Arbitrator gives job back to Ohio trooper fired after death of drunken motorist


DELAWARE, Ohio — A State Highway Patrol trooper who was fired after failing to arrest a drunken driver during a stop on I-71 will get his job back, an arbitrator has ruled.

The trooper, Sean Carpenter, also will be paid for part of the time he was out of work.

Carpenter, 39, was fired in April for conduct unbecoming an officer and for failing to perform his duty after a July, 2012, incident involving a drunken driver in Delaware County.

Carpenter and two Delaware County deputy sheriffs found the driver, Uriel Juarez Popoca, on July 28 on an I-71 median near the Rts. 36/37 interchange.

Mr. Popoca, 22, spoke Spanish and understood little English. The officers can be heard making fun of his speech in footage from their dashboard cameras.

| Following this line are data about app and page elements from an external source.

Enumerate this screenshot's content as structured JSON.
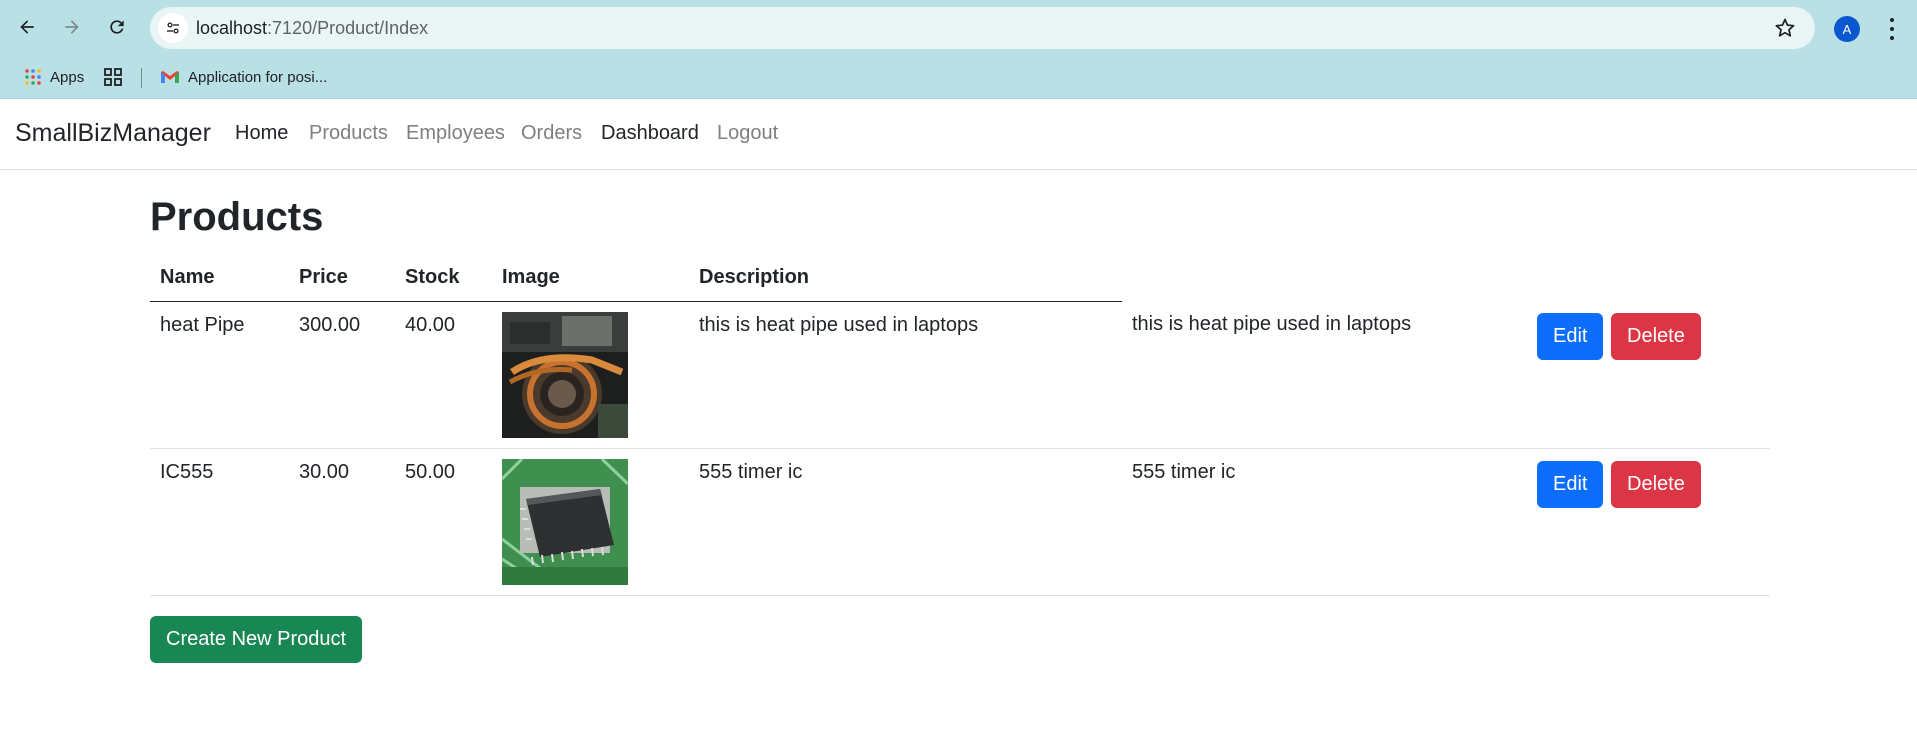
{
  "browser": {
    "url_host": "localhost",
    "url_path": ":7120/Product/Index",
    "profile_initial": "A",
    "bookmarks": [
      {
        "label": "Apps",
        "icon": "apps-grid-icon"
      },
      {
        "label": "",
        "icon": "tab-groups-icon"
      },
      {
        "label": "Application for posi...",
        "icon": "gmail-icon"
      }
    ]
  },
  "navbar": {
    "brand": "SmallBizManager",
    "links": [
      {
        "label": "Home"
      },
      {
        "label": "Products"
      },
      {
        "label": "Employees"
      },
      {
        "label": "Orders"
      },
      {
        "label": "Dashboard"
      },
      {
        "label": "Logout"
      }
    ]
  },
  "page": {
    "title": "Products",
    "columns": [
      "Name",
      "Price",
      "Stock",
      "Image",
      "Description"
    ],
    "rows": [
      {
        "name": "heat Pipe",
        "price": "300.00",
        "stock": "40.00",
        "image": "heat-pipe-photo",
        "description": "this is heat pipe used in laptops",
        "description2": "this is heat pipe used in laptops",
        "edit": "Edit",
        "delete": "Delete"
      },
      {
        "name": "IC555",
        "price": "30.00",
        "stock": "50.00",
        "image": "chip-photo",
        "description": "555 timer ic",
        "description2": "555 timer ic",
        "edit": "Edit",
        "delete": "Delete"
      }
    ],
    "create_button": "Create New Product"
  },
  "colors": {
    "chrome_bg": "#b8e0e5",
    "edit": "#0d6efd",
    "delete": "#dc3545",
    "create": "#198754"
  }
}
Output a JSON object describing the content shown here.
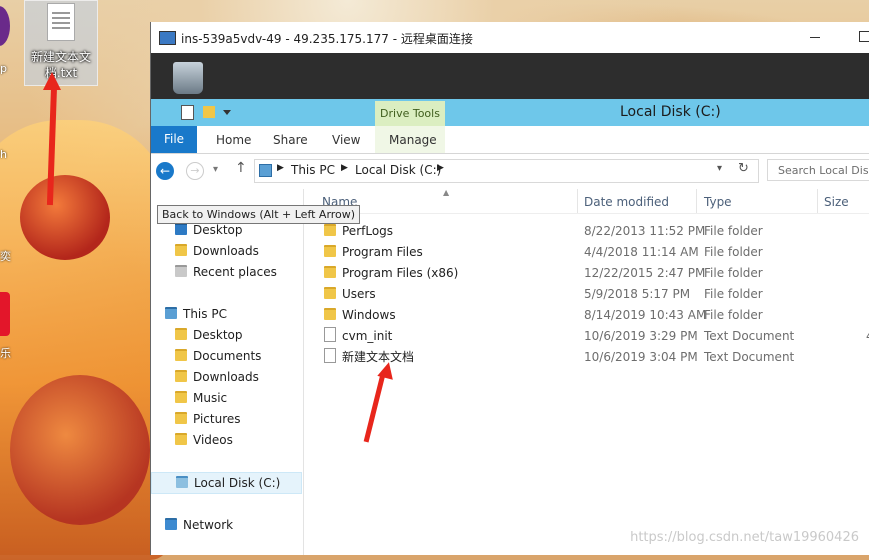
{
  "desktop": {
    "file_icon_label": "新建文本文档.txt",
    "edge_labels": [
      "p",
      "h",
      "奕",
      "乐"
    ]
  },
  "rdp": {
    "title": "ins-539a5vdv-49 - 49.235.175.177 - 远程桌面连接"
  },
  "explorer": {
    "window_title": "Local Disk (C:)",
    "context_tab": "Drive Tools",
    "tabs": [
      "File",
      "Home",
      "Share",
      "View",
      "Manage"
    ],
    "breadcrumb": [
      "This PC",
      "Local Disk (C:)"
    ],
    "search_placeholder": "Search Local Disk",
    "tooltip": "Back to Windows (Alt + Left Arrow)",
    "nav": {
      "quick": [
        "Desktop",
        "Downloads",
        "Recent places"
      ],
      "this_pc_label": "This PC",
      "this_pc": [
        "Desktop",
        "Documents",
        "Downloads",
        "Music",
        "Pictures",
        "Videos",
        "Local Disk (C:)"
      ],
      "network": "Network"
    },
    "columns": [
      "Name",
      "Date modified",
      "Type",
      "Size"
    ],
    "files": [
      {
        "name": "PerfLogs",
        "date": "8/22/2013 11:52 PM",
        "type": "File folder",
        "size": "",
        "kind": "folder"
      },
      {
        "name": "Program Files",
        "date": "4/4/2018 11:14 AM",
        "type": "File folder",
        "size": "",
        "kind": "folder"
      },
      {
        "name": "Program Files (x86)",
        "date": "12/22/2015 2:47 PM",
        "type": "File folder",
        "size": "",
        "kind": "folder"
      },
      {
        "name": "Users",
        "date": "5/9/2018 5:17 PM",
        "type": "File folder",
        "size": "",
        "kind": "folder"
      },
      {
        "name": "Windows",
        "date": "8/14/2019 10:43 AM",
        "type": "File folder",
        "size": "",
        "kind": "folder"
      },
      {
        "name": "cvm_init",
        "date": "10/6/2019 3:29 PM",
        "type": "Text Document",
        "size": "4",
        "kind": "doc"
      },
      {
        "name": "新建文本文档",
        "date": "10/6/2019 3:04 PM",
        "type": "Text Document",
        "size": "",
        "kind": "doc"
      }
    ]
  },
  "watermark": "https://blog.csdn.net/taw19960426",
  "colors": {
    "accent": "#1979ca",
    "arrow": "#e8261c"
  }
}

The officers took Mr. Popoca to a Taco Bell on Rts. 36/37, joking that someone there would understand him. Mr. Popoca left the restaurant shortly after being dropped there and was struck and killed by a passing driver.

Carpenter was convicted of being derelict in his duty because he did not arrest the man; an appellate court threw out his conviction in August, ruling that Carpenter was not responsible for Mr. Popoca because the two deputies were in charge of the scene.

Staff Lt. Anne Ralston said the patrol has not determined when Carpenter will return to work.

According to the arbitration award, Carpenter will lose six months’ pay but will be paid for at least two of the months that he was out of work. Carpenter, who had been assigned to the Delaware post, earned $56,403 a year before he was fired.

The two deputies involved in Mr. Popoca’s case — Derek Beggs and Christopher Hughes — were fired from the Delaware County sheriff’s office in February. Beggs also was convicted of dereliction of duty; Hughes was convicted of failing to aid a law-enforcement officer. The same appellate court upheld Beggs’ conviction.

Tracy Whited, a spokesman for the sheriff’s office, said the office is finishing negotiations with the two former deputies but that neither will get his job back. Whited said the office is working on a settlement agreement with the former deputies, but the amount has not been set.